Consider this one. The research extensively covered key aspects, such as how suicide is a complex issue caused by multiple factors. The research included statistics on suicides, suicide prevention policies and strategies, specific cases reported in the media, online financial frauds, and the need to involve all stakeholders, and the infrastructure support and intervention required to prevent suicides in India.
So, time and again, the study negated the alleged link between the suicides and online rummy.
The Tamil Nadu government, in order to introduce a fresh legislation to regulate online gaming, had formed a committee and invited inputs from all stakeholders.
Unlike betting, online gaming, when operated by legalised and responsible operators, offers users the thrill of playing a game, and also strengthens cognitive abilities of players.
The Esports Players Welfare Association (EPWA) has raised the issue with the state government to not criminalise online skill-based gamers.
During its representation to Tamil Nadu’s Department of Home, Prohibition, and Excise Department on August 11, EPWA recommended that online skill-based players should not be branded as gamblers, the non-profit said in a press release.
“Multiple legislations and putting skill based games in the same bucket as gambling is leading to criminalisation of skill-based players,” said EPWA Director Shivani Jha. “While India is participating in international tournaments and developers are making new games, it is imperative for the state to regulate online skill-based gaming.”
EPWA requested the Tamil Nadu government to provide a safe harbour for professional, amateur, and casual online skill games “as exemption from the ambit of any state-related gambling or gaming legislations”.
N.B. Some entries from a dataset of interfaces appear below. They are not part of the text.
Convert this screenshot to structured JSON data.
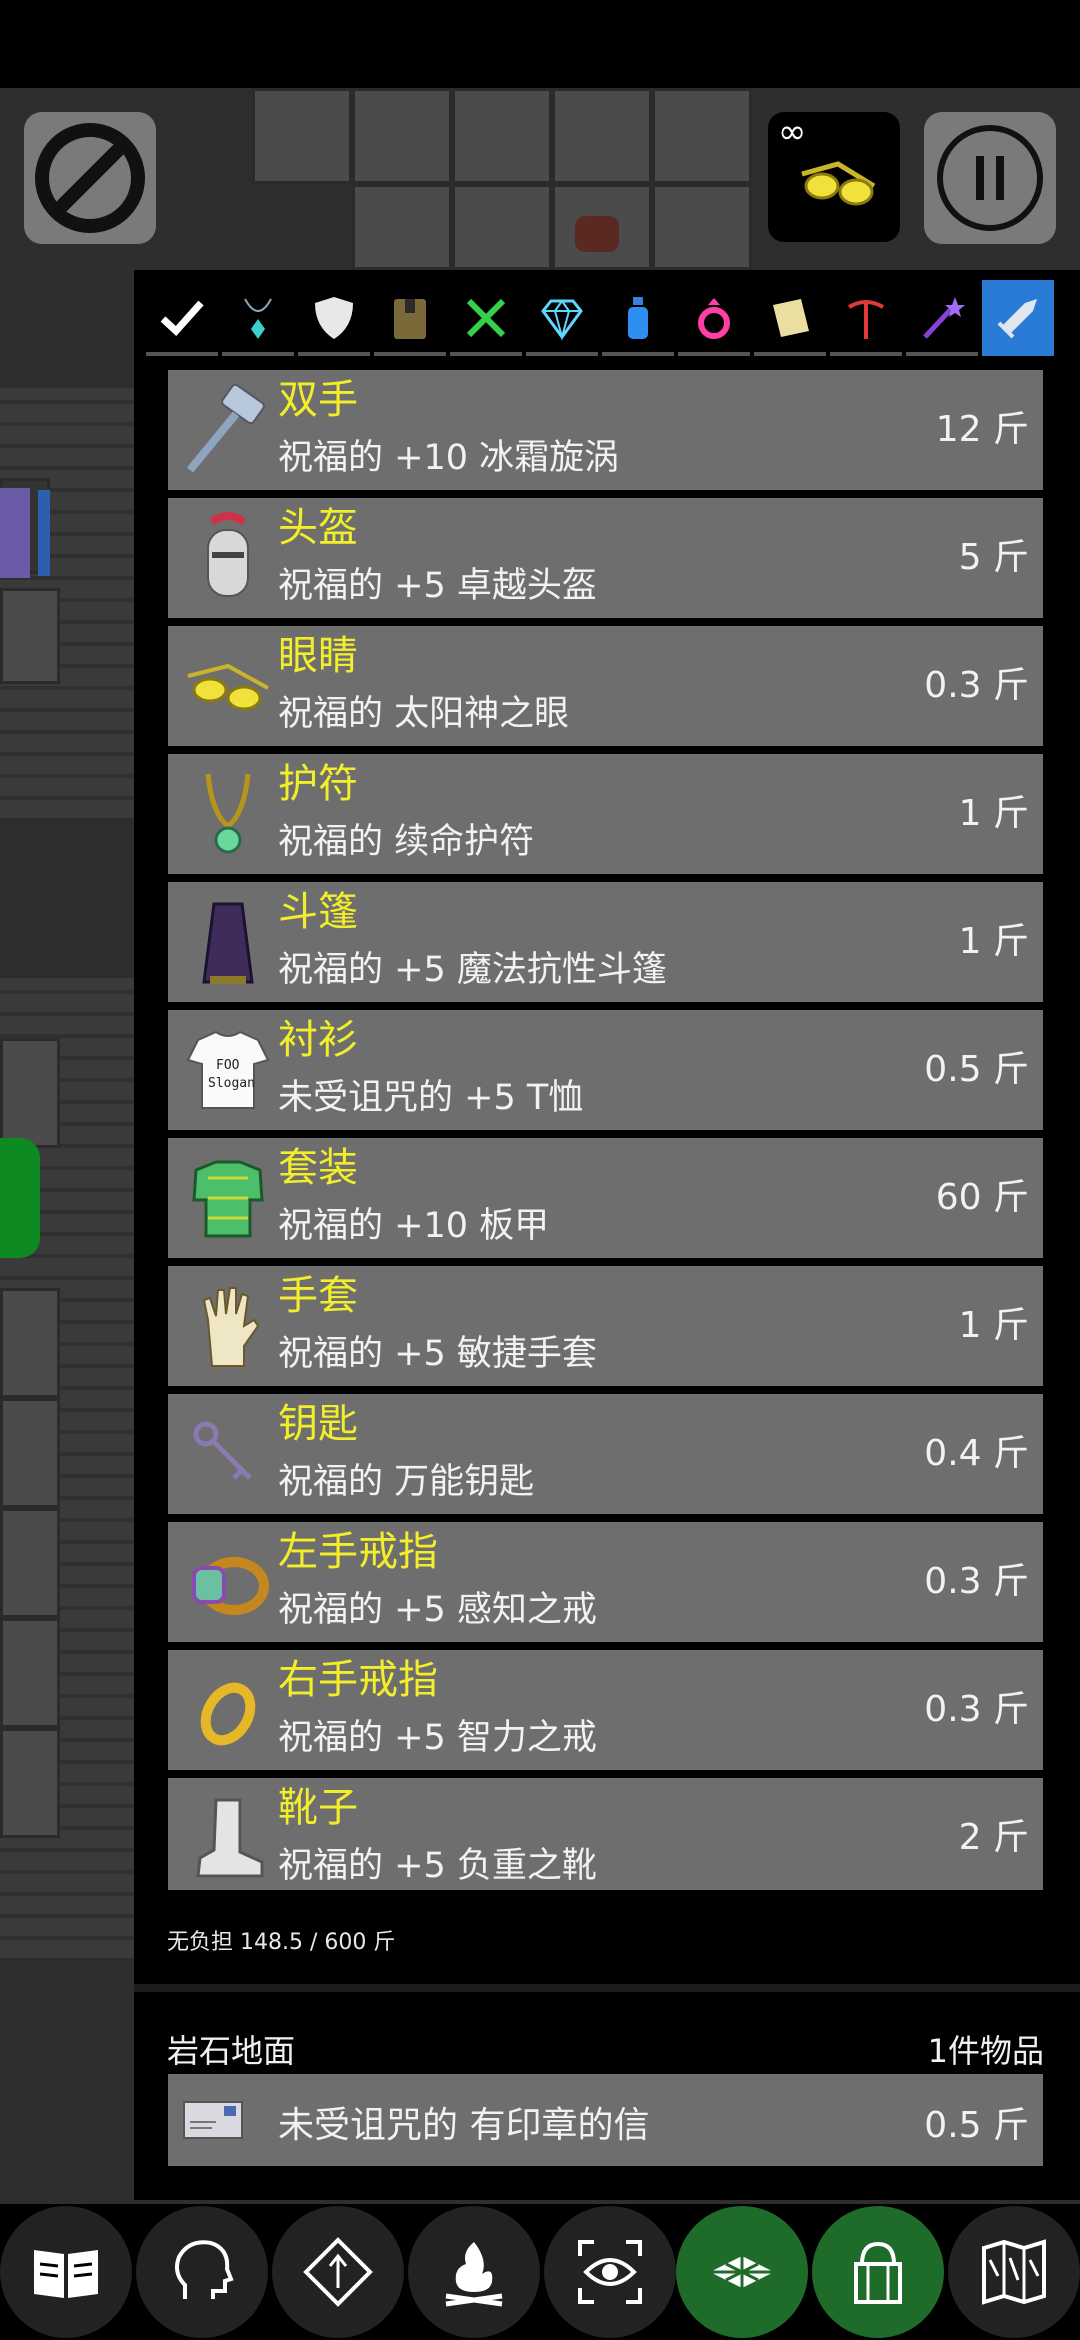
{
  "tabs": [
    {
      "name": "tab-all",
      "icon": "checkmark-icon",
      "active": false
    },
    {
      "name": "tab-amulet",
      "icon": "amulet-icon",
      "active": false
    },
    {
      "name": "tab-armor",
      "icon": "shield-icon",
      "active": false
    },
    {
      "name": "tab-books",
      "icon": "book-icon",
      "active": false
    },
    {
      "name": "tab-food",
      "icon": "fork-knife-icon",
      "active": false
    },
    {
      "name": "tab-gems",
      "icon": "gem-icon",
      "active": false
    },
    {
      "name": "tab-potions",
      "icon": "potion-icon",
      "active": false
    },
    {
      "name": "tab-rings",
      "icon": "ring-icon",
      "active": false
    },
    {
      "name": "tab-scrolls",
      "icon": "scroll-icon",
      "active": false
    },
    {
      "name": "tab-tools",
      "icon": "pickaxe-icon",
      "active": false
    },
    {
      "name": "tab-wands",
      "icon": "wand-icon",
      "active": false
    },
    {
      "name": "tab-weapons",
      "icon": "sword-icon",
      "active": true
    }
  ],
  "equipment": [
    {
      "slot": "双手",
      "desc": "祝福的 +10 冰霜旋涡",
      "weight": "12 斤",
      "icon": "hammer-icon"
    },
    {
      "slot": "头盔",
      "desc": "祝福的 +5 卓越头盔",
      "weight": "5 斤",
      "icon": "helmet-icon"
    },
    {
      "slot": "眼睛",
      "desc": "祝福的 太阳神之眼",
      "weight": "0.3 斤",
      "icon": "sunglasses-icon"
    },
    {
      "slot": "护符",
      "desc": "祝福的 续命护符",
      "weight": "1 斤",
      "icon": "amulet-icon"
    },
    {
      "slot": "斗篷",
      "desc": "祝福的 +5 魔法抗性斗篷",
      "weight": "1 斤",
      "icon": "cloak-icon"
    },
    {
      "slot": "衬衫",
      "desc": "未受诅咒的 +5 T恤",
      "weight": "0.5 斤",
      "icon": "tshirt-icon"
    },
    {
      "slot": "套装",
      "desc": "祝福的 +10 板甲",
      "weight": "60 斤",
      "icon": "plate-armor-icon"
    },
    {
      "slot": "手套",
      "desc": "祝福的 +5 敏捷手套",
      "weight": "1 斤",
      "icon": "glove-icon"
    },
    {
      "slot": "钥匙",
      "desc": "祝福的 万能钥匙",
      "weight": "0.4 斤",
      "icon": "key-icon"
    },
    {
      "slot": "左手戒指",
      "desc": "祝福的 +5 感知之戒",
      "weight": "0.3 斤",
      "icon": "gem-ring-icon"
    },
    {
      "slot": "右手戒指",
      "desc": "祝福的 +5 智力之戒",
      "weight": "0.3 斤",
      "icon": "gold-ring-icon"
    },
    {
      "slot": "靴子",
      "desc": "祝福的 +5 负重之靴",
      "weight": "2 斤",
      "icon": "boot-icon"
    }
  ],
  "tshirt_text": {
    "line1": "FOO",
    "line2": "Slogan"
  },
  "encumbrance": "无负担 148.5 / 600 斤",
  "floor": {
    "label": "岩石地面",
    "count": "1件物品",
    "item": {
      "desc": "未受诅咒的 有印章的信",
      "weight": "0.5 斤",
      "icon": "envelope-icon"
    }
  },
  "quick_item": {
    "badge": "∞",
    "icon": "sunglasses-icon"
  },
  "bottom_buttons": [
    {
      "name": "spellbook-button",
      "icon": "open-book-icon"
    },
    {
      "name": "character-button",
      "icon": "head-profile-icon"
    },
    {
      "name": "religion-button",
      "icon": "diamond-sign-icon"
    },
    {
      "name": "rest-button",
      "icon": "campfire-icon"
    },
    {
      "name": "look-button",
      "icon": "eye-icon"
    },
    {
      "name": "floor-button",
      "icon": "floor-tiles-icon"
    },
    {
      "name": "inventory-button",
      "icon": "gift-bag-icon"
    },
    {
      "name": "map-button",
      "icon": "map-icon"
    }
  ],
  "colors": {
    "slot_text": "#f3ee2a",
    "row_bg": "#6e6e6e",
    "active_tab": "#2a7bd6",
    "green_button": "#1e6b2a"
  }
}
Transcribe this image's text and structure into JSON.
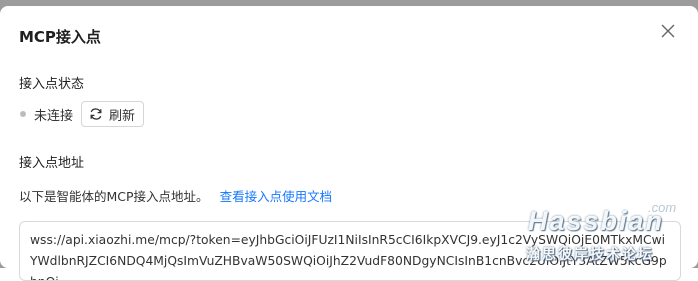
{
  "dialog": {
    "title": "MCP接入点",
    "close_icon": "close-icon"
  },
  "status_section": {
    "label": "接入点状态",
    "status_text": "未连接",
    "status_color": "#bdbdbd",
    "refresh_label": "刷新",
    "refresh_icon": "refresh-icon"
  },
  "address_section": {
    "label": "接入点地址",
    "description": "以下是智能体的MCP接入点地址。",
    "doc_link": "查看接入点使用文档",
    "link_color": "#1677ff",
    "url": "wss://api.xiaozhi.me/mcp/?token=eyJhbGciOiJFUzI1NiIsInR5cCI6IkpXVCJ9.eyJ1c2VySWQiOjE0MTkxMCwiYWdlbnRJZCI6NDQ4MjQsImVuZHBvaW50SWQiOiJhZ2VudF80NDgyNCIsInB1cnBvc2UiOiJtY3AtZW5kcG9pbnQi"
  },
  "watermark": {
    "domain_suffix": ".com",
    "brand": "Hassbian",
    "subtitle": "瀚思彼岸技术论坛"
  }
}
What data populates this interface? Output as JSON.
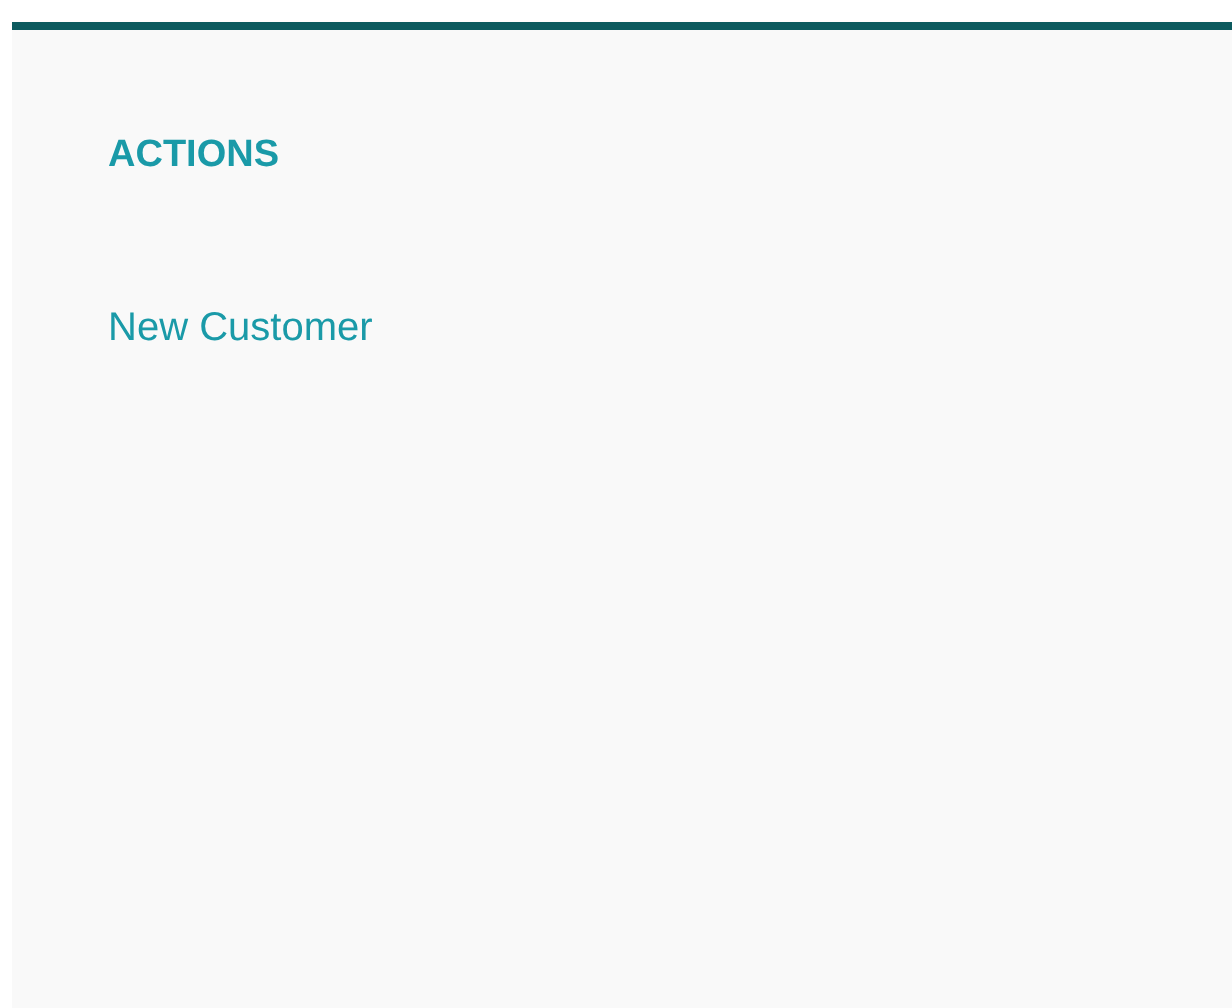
{
  "panel": {
    "heading": "ACTIONS",
    "links": [
      "New Customer"
    ]
  }
}
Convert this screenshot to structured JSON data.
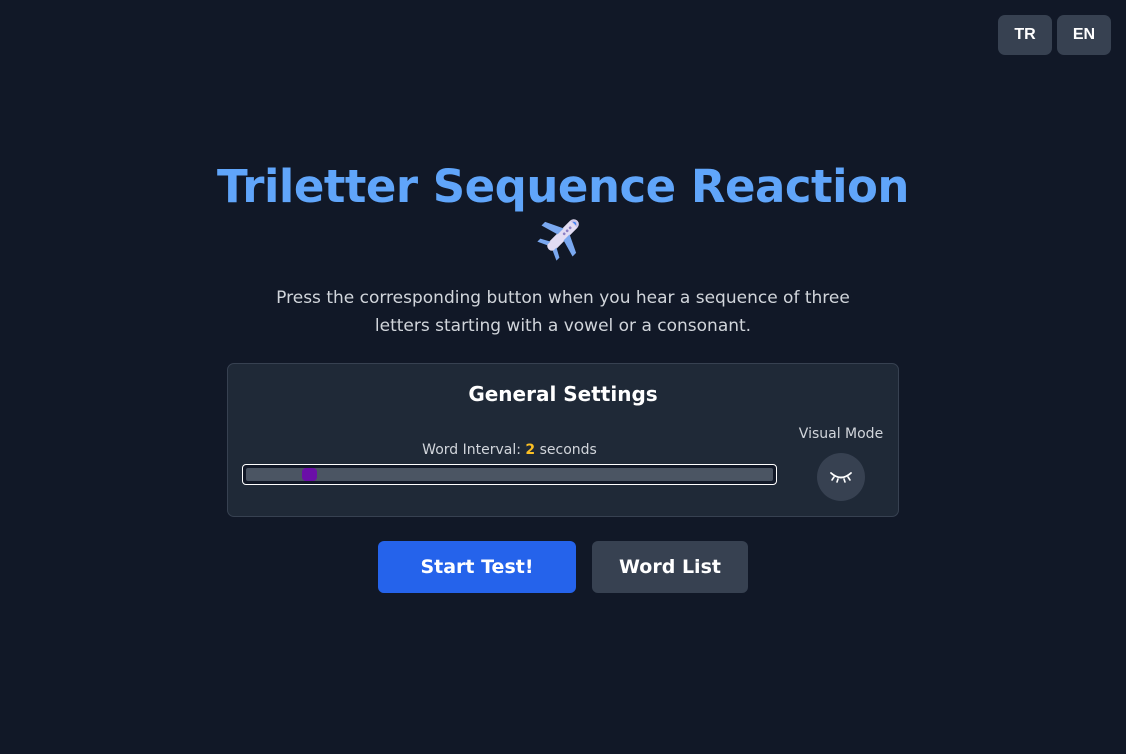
{
  "language": {
    "tr_label": "TR",
    "en_label": "EN"
  },
  "header": {
    "title": "Triletter Sequence Reaction",
    "title_icon": "airplane-icon",
    "description": "Press the corresponding button when you hear a sequence of three letters starting with a vowel or a consonant."
  },
  "settings": {
    "title": "General Settings",
    "interval_prefix": "Word Interval:",
    "interval_value": "2",
    "interval_suffix": "seconds",
    "interval_slider_fraction": 0.12,
    "visual_mode_label": "Visual Mode",
    "visual_mode_icon": "closed-eye-icon"
  },
  "actions": {
    "start_label": "Start Test!",
    "word_list_label": "Word List"
  },
  "colors": {
    "background": "#111827",
    "title": "#60a5fa",
    "accent_value": "#fbbf24",
    "primary_button": "#2563eb",
    "secondary_button": "#374151",
    "slider_thumb": "#6b0fa8"
  }
}
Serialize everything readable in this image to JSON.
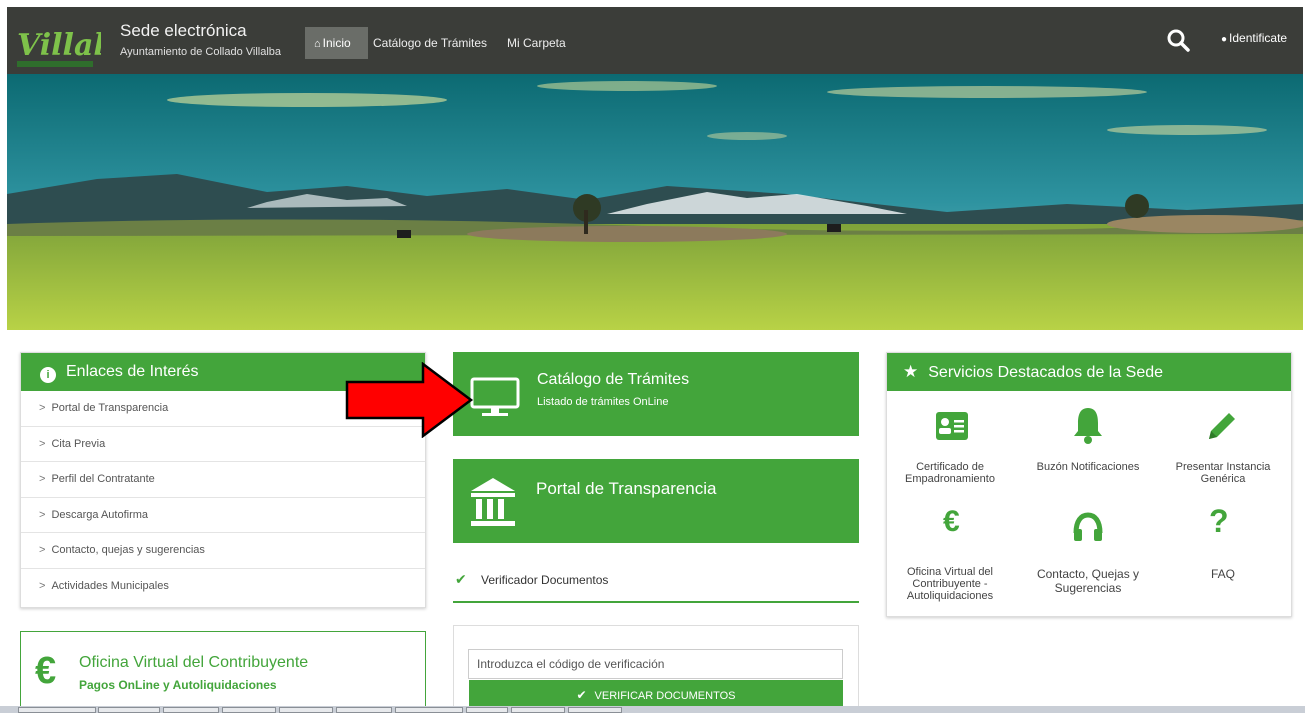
{
  "navbar": {
    "logo_text": "Villalba",
    "title": "Sede electrónica",
    "subtitle": "Ayuntamiento de Collado Villalba",
    "nav_items": [
      {
        "label": "Inicio"
      },
      {
        "label": "Catálogo de Trámites"
      },
      {
        "label": "Mi Carpeta"
      }
    ],
    "login_label": "Identificate"
  },
  "enlaces": {
    "title": "Enlaces de Interés",
    "items": [
      {
        "label": "Portal de Transparencia"
      },
      {
        "label": "Cita Previa"
      },
      {
        "label": "Perfil del Contratante"
      },
      {
        "label": "Descarga Autofirma"
      },
      {
        "label": "Contacto, quejas y sugerencias"
      },
      {
        "label": "Actividades Municipales"
      }
    ]
  },
  "contribuyente": {
    "title": "Oficina Virtual del Contribuyente",
    "subtitle": "Pagos OnLine y Autoliquidaciones"
  },
  "tramites_card": {
    "title": "Catálogo de Trámites",
    "subtitle": "Listado de trámites OnLine"
  },
  "portal_card": {
    "title": "Portal de Transparencia"
  },
  "verificador": {
    "label": "Verificador Documentos",
    "placeholder": "Introduzca el código de verificación",
    "button_label": "VERIFICAR DOCUMENTOS"
  },
  "servicios": {
    "title": "Servicios Destacados de la Sede",
    "items": [
      {
        "label": "Certificado de Empadronamiento",
        "icon": "id-card-icon"
      },
      {
        "label": "Buzón Notificaciones",
        "icon": "bell-icon"
      },
      {
        "label": "Presentar Instancia Genérica",
        "icon": "pencil-icon"
      },
      {
        "label": "Oficina Virtual del Contribuyente - Autoliquidaciones",
        "icon": "euro-icon"
      },
      {
        "label": "Contacto, Quejas y Sugerencias",
        "icon": "headphones-icon"
      },
      {
        "label": "FAQ",
        "icon": "question-icon"
      }
    ]
  },
  "colors": {
    "accent": "#43a53b",
    "navbar": "#3b3d39",
    "annotation_arrow": "#ff0000"
  }
}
Instead of blaming online gaming companies, it is important – says the study – to take mental health seriously. It does not happen in India. In India, people with severe mental illnesses often turn to temples and shrines first, and not to doctors. The foremost reason for individuals in India to lose their mental health is the lack of awareness and sensitivity about the issue. Furthermore, there is a considerable stigma around people suffering from any kind of mental health issue. Therefore, it should be noted that correlation is not equal to causation in the context of suicide. Suicide is a complex, issue with many reasons and causes for suicidal ideations.
According to the Million Death Study (MDS), one out of 77 Indians above the age of 15 years is at risk of dying of suicide by the age of 80 years. The risk is higher in men (one out of 59) than in women (one out of 100).
The risk is especially high in South India (one out of 29 men and one out of 56 women) compared to other parts of India. A disproportionately high 42 percent of suicides in men and 40 percent of suicides in women occur in four southern states of Andhra Pradesh, Karnataka, Kerala, and Tamil Nadu which together constitute 22 percent of India’s population.
The finding is consistent with observations in other parts of the world that increasing modernisation, possibly leading to greater isolation and the breakdown of family support systems, is associated with high suicide rates while traditional societies have lower suicide rates.
The study further notes: “The available data from Tamil Nadu may not be enough to conclude that online games are responsible for pushing the youth toward a suicide epidemic. An insight in this complex issue can be gained by conducting more in-depth research with a larger sample, and a relevant, robust, and validated study design to try and identify the root causes for such suicides instead of merely relying on the hyped reports that may be misleading.”